▶ [ASSIGNED TASK]:
The reply is to be an exact repetition of the entries that follow, with each picture left out.

[Opening DATA SHOWN section]

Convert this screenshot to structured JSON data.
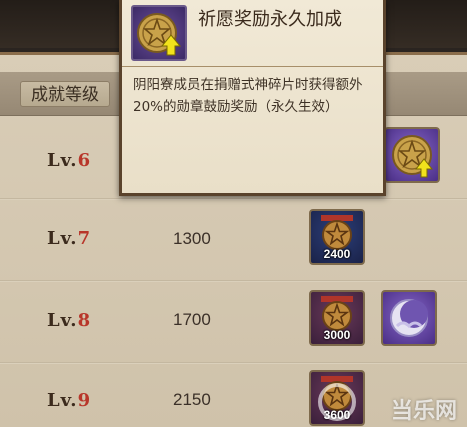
{
  "table": {
    "level_header": "成就等级"
  },
  "rows": [
    {
      "prefix": "Lv.",
      "level": "6",
      "amount": "",
      "rewards": [
        {
          "icon": "gold-coin-arrow-icon",
          "count": ""
        }
      ]
    },
    {
      "prefix": "Lv.",
      "level": "7",
      "amount": "1300",
      "rewards": [
        {
          "icon": "star-medal-icon",
          "count": "2400"
        }
      ]
    },
    {
      "prefix": "Lv.",
      "level": "8",
      "amount": "1700",
      "rewards": [
        {
          "icon": "star-medal-icon",
          "count": "3000"
        },
        {
          "icon": "moon-cloud-icon",
          "count": ""
        }
      ]
    },
    {
      "prefix": "Lv.",
      "level": "9",
      "amount": "2150",
      "rewards": [
        {
          "icon": "star-medal-icon",
          "count": "3600"
        }
      ]
    }
  ],
  "tooltip": {
    "title": "祈愿奖励永久加成",
    "description": "阴阳寮成员在捐赠式神碎片时获得额外20%的勋章鼓励奖励（永久生效）",
    "icon": "gold-coin-arrow-icon"
  },
  "watermark": "当乐网",
  "colors": {
    "level_number": "#b8362a",
    "panel": "#d9cdb7",
    "tooltip_border": "#5a432c"
  }
}
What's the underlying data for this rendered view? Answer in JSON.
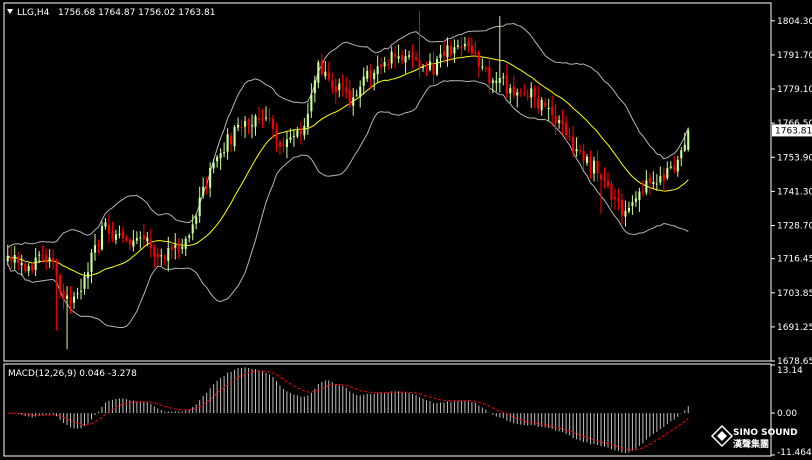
{
  "header": {
    "symbol_timeframe": "LLG,H4",
    "ohlc": "1756.68 1764.87 1756.02 1763.81"
  },
  "indicator": {
    "macd_label": "MACD(12,26,9) 0.046 -3.278"
  },
  "brand": {
    "name": "SINO SOUND",
    "cn": "漢聲集團"
  },
  "colors": {
    "background": "#000000",
    "frame": "#ffffff",
    "bull": "#ccff99",
    "bear": "#ff0000",
    "bands": "#b4b4b4",
    "middle_band": "#ffff00",
    "macd_hist": "#c0c0c0",
    "macd_signal": "#ff0000",
    "cur_price_bg": "#ffffff"
  },
  "chart_data": [
    {
      "type": "candlestick",
      "ylim": [
        1678.65,
        1810.5
      ],
      "y_ticks": [
        "1804.30",
        "1791.70",
        "1779.10",
        "1766.50",
        "1753.90",
        "1741.30",
        "1728.70",
        "1716.45",
        "1703.85",
        "1691.25",
        "1678.65"
      ],
      "current_price": "1763.81",
      "overlays": [
        "bollinger_upper",
        "bollinger_middle",
        "bollinger_lower"
      ],
      "key_points": [
        [
          0,
          1719
        ],
        [
          6,
          1714
        ],
        [
          12,
          1716
        ],
        [
          18,
          1697
        ],
        [
          24,
          1716
        ],
        [
          28,
          1730
        ],
        [
          33,
          1722
        ],
        [
          38,
          1723
        ],
        [
          44,
          1718
        ],
        [
          49,
          1720
        ],
        [
          54,
          1733
        ],
        [
          60,
          1755
        ],
        [
          66,
          1764
        ],
        [
          72,
          1770
        ],
        [
          75,
          1767
        ],
        [
          79,
          1757
        ],
        [
          84,
          1763
        ],
        [
          89,
          1786
        ],
        [
          93,
          1782
        ],
        [
          98,
          1775
        ],
        [
          104,
          1785
        ],
        [
          110,
          1792
        ],
        [
          116,
          1790
        ],
        [
          122,
          1786
        ],
        [
          128,
          1796
        ],
        [
          134,
          1790
        ],
        [
          138,
          1784
        ],
        [
          143,
          1780
        ],
        [
          146,
          1777
        ],
        [
          150,
          1778
        ],
        [
          156,
          1768
        ],
        [
          162,
          1758
        ],
        [
          168,
          1750
        ],
        [
          172,
          1743
        ],
        [
          176,
          1735
        ],
        [
          180,
          1740
        ],
        [
          186,
          1745
        ],
        [
          191,
          1749
        ],
        [
          195,
          1761
        ]
      ],
      "candles": 196
    },
    {
      "type": "bar",
      "series": [
        {
          "name": "MACD",
          "indicator": "histogram"
        },
        {
          "name": "Signal",
          "indicator": "line"
        }
      ],
      "ylim": [
        -11.464,
        13.14
      ],
      "y_ticks": [
        "13.14",
        "0.00",
        "-11.464"
      ],
      "values_last": [
        0.046,
        -3.278
      ]
    }
  ]
}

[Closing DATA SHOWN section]

▶ [THE ANSWER]:
Convert this screenshot to structured JSON data.
{
  "table": {
    "level_header": "成就等级"
  },
  "rows": [
    {
      "prefix": "Lv.",
      "level": "6",
      "amount": "",
      "rewards": [
        {
          "icon": "gold-coin-arrow-icon",
          "count": ""
        }
      ]
    },
    {
      "prefix": "Lv.",
      "level": "7",
      "amount": "1300",
      "rewards": [
        {
          "icon": "star-medal-icon",
          "count": "2400"
        }
      ]
    },
    {
      "prefix": "Lv.",
      "level": "8",
      "amount": "1700",
      "rewards": [
        {
          "icon": "star-medal-icon",
          "count": "3000"
        },
        {
          "icon": "moon-cloud-icon",
          "count": ""
        }
      ]
    },
    {
      "prefix": "Lv.",
      "level": "9",
      "amount": "2150",
      "rewards": [
        {
          "icon": "star-medal-icon",
          "count": "3600"
        }
      ]
    }
  ],
  "tooltip": {
    "title": "祈愿奖励永久加成",
    "description": "阴阳寮成员在捐赠式神碎片时获得额外20%的勋章鼓励奖励（永久生效）",
    "icon": "gold-coin-arrow-icon"
  },
  "watermark": "当乐网",
  "colors": {
    "level_number": "#b8362a",
    "panel": "#d9cdb7",
    "tooltip_border": "#5a432c"
  }
}
What's the underlying data for this rendered view? Answer in JSON.
{
  "header": {
    "symbol_timeframe": "LLG,H4",
    "ohlc": "1756.68 1764.87 1756.02 1763.81"
  },
  "indicator": {
    "macd_label": "MACD(12,26,9) 0.046 -3.278"
  },
  "brand": {
    "name": "SINO SOUND",
    "cn": "漢聲集團"
  },
  "colors": {
    "background": "#000000",
    "frame": "#ffffff",
    "bull": "#ccff99",
    "bear": "#ff0000",
    "bands": "#b4b4b4",
    "middle_band": "#ffff00",
    "macd_hist": "#c0c0c0",
    "macd_signal": "#ff0000",
    "cur_price_bg": "#ffffff"
  },
  "chart_data": [
    {
      "type": "candlestick",
      "ylim": [
        1678.65,
        1810.5
      ],
      "y_ticks": [
        "1804.30",
        "1791.70",
        "1779.10",
        "1766.50",
        "1753.90",
        "1741.30",
        "1728.70",
        "1716.45",
        "1703.85",
        "1691.25",
        "1678.65"
      ],
      "current_price": "1763.81",
      "overlays": [
        "bollinger_upper",
        "bollinger_middle",
        "bollinger_lower"
      ],
      "key_points": [
        [
          0,
          1719
        ],
        [
          6,
          1714
        ],
        [
          12,
          1716
        ],
        [
          18,
          1697
        ],
        [
          24,
          1716
        ],
        [
          28,
          1730
        ],
        [
          33,
          1722
        ],
        [
          38,
          1723
        ],
        [
          44,
          1718
        ],
        [
          49,
          1720
        ],
        [
          54,
          1733
        ],
        [
          60,
          1755
        ],
        [
          66,
          1764
        ],
        [
          72,
          1770
        ],
        [
          75,
          1767
        ],
        [
          79,
          1757
        ],
        [
          84,
          1763
        ],
        [
          89,
          1786
        ],
        [
          93,
          1782
        ],
        [
          98,
          1775
        ],
        [
          104,
          1785
        ],
        [
          110,
          1792
        ],
        [
          116,
          1790
        ],
        [
          122,
          1786
        ],
        [
          128,
          1796
        ],
        [
          134,
          1790
        ],
        [
          138,
          1784
        ],
        [
          143,
          1780
        ],
        [
          146,
          1777
        ],
        [
          150,
          1778
        ],
        [
          156,
          1768
        ],
        [
          162,
          1758
        ],
        [
          168,
          1750
        ],
        [
          172,
          1743
        ],
        [
          176,
          1735
        ],
        [
          180,
          1740
        ],
        [
          186,
          1745
        ],
        [
          191,
          1749
        ],
        [
          195,
          1761
        ]
      ],
      "candles": 196
    },
    {
      "type": "bar",
      "series": [
        {
          "name": "MACD",
          "indicator": "histogram"
        },
        {
          "name": "Signal",
          "indicator": "line"
        }
      ],
      "ylim": [
        -11.464,
        13.14
      ],
      "y_ticks": [
        "13.14",
        "0.00",
        "-11.464"
      ],
      "values_last": [
        0.046,
        -3.278
      ]
    }
  ]
}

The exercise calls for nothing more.